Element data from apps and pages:
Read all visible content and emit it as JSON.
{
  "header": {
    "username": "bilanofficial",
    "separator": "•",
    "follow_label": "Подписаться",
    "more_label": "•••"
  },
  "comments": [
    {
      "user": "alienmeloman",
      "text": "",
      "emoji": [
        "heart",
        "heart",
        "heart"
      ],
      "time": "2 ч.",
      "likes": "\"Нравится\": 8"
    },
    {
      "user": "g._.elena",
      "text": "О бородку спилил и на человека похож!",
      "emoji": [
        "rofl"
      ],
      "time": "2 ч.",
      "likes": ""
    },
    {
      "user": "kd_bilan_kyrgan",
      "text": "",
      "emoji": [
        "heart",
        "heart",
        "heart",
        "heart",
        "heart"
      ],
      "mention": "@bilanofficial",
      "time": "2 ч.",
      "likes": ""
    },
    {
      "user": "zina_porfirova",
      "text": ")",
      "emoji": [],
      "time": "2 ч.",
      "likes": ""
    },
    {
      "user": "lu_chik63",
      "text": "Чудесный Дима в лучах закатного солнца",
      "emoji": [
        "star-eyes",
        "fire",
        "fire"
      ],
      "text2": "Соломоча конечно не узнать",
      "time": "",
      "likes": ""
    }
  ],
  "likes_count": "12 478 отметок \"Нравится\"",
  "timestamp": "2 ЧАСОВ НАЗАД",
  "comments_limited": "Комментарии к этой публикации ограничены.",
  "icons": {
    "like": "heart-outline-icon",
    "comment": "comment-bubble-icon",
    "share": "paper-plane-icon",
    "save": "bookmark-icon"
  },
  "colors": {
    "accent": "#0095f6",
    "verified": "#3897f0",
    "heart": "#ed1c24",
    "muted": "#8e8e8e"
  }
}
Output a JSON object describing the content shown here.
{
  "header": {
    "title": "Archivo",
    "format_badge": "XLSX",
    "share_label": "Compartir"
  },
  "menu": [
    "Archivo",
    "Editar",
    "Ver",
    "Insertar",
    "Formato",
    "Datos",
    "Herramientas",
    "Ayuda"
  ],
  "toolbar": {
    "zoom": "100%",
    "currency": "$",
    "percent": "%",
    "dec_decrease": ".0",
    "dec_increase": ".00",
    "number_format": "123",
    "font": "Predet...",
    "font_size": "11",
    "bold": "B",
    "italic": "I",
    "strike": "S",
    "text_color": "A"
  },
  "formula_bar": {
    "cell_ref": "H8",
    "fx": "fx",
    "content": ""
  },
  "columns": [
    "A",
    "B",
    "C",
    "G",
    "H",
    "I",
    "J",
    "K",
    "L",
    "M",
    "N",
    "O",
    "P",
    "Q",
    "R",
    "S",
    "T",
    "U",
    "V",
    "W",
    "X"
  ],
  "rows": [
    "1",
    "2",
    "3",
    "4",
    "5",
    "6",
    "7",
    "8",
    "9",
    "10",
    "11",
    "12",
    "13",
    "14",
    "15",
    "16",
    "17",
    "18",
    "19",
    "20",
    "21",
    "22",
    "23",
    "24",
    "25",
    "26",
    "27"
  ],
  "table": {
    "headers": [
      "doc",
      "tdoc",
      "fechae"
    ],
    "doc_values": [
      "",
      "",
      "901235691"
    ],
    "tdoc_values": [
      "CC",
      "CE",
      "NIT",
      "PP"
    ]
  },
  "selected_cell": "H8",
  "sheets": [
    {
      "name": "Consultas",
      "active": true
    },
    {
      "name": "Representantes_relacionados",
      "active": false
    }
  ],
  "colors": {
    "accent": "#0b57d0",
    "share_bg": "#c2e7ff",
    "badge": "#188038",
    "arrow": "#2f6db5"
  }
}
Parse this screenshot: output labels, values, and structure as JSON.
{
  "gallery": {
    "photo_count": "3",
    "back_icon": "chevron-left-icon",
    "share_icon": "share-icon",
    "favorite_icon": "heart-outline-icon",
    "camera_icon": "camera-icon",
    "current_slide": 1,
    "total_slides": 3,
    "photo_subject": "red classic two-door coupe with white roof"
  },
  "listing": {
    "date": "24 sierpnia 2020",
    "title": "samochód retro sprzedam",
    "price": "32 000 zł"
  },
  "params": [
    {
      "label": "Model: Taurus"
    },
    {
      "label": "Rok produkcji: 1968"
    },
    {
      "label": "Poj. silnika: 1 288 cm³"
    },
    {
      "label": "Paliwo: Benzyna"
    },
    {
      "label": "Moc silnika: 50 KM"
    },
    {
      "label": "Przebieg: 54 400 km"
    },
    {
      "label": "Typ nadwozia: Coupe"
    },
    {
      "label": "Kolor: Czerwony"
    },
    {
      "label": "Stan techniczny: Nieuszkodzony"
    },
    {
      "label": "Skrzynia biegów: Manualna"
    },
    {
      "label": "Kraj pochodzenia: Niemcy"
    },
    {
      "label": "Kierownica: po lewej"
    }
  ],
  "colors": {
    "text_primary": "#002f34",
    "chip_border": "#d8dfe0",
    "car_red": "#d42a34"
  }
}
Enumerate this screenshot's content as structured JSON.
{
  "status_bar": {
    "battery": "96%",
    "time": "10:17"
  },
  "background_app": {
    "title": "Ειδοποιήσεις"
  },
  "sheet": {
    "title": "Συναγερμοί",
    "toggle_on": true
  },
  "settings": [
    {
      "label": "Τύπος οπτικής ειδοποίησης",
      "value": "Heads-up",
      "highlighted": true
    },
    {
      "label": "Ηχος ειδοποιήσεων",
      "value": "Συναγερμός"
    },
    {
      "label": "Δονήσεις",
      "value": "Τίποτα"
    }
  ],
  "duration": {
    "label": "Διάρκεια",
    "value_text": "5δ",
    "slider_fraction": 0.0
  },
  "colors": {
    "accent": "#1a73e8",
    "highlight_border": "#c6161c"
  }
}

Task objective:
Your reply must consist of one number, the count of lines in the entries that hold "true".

Solution for this task:
3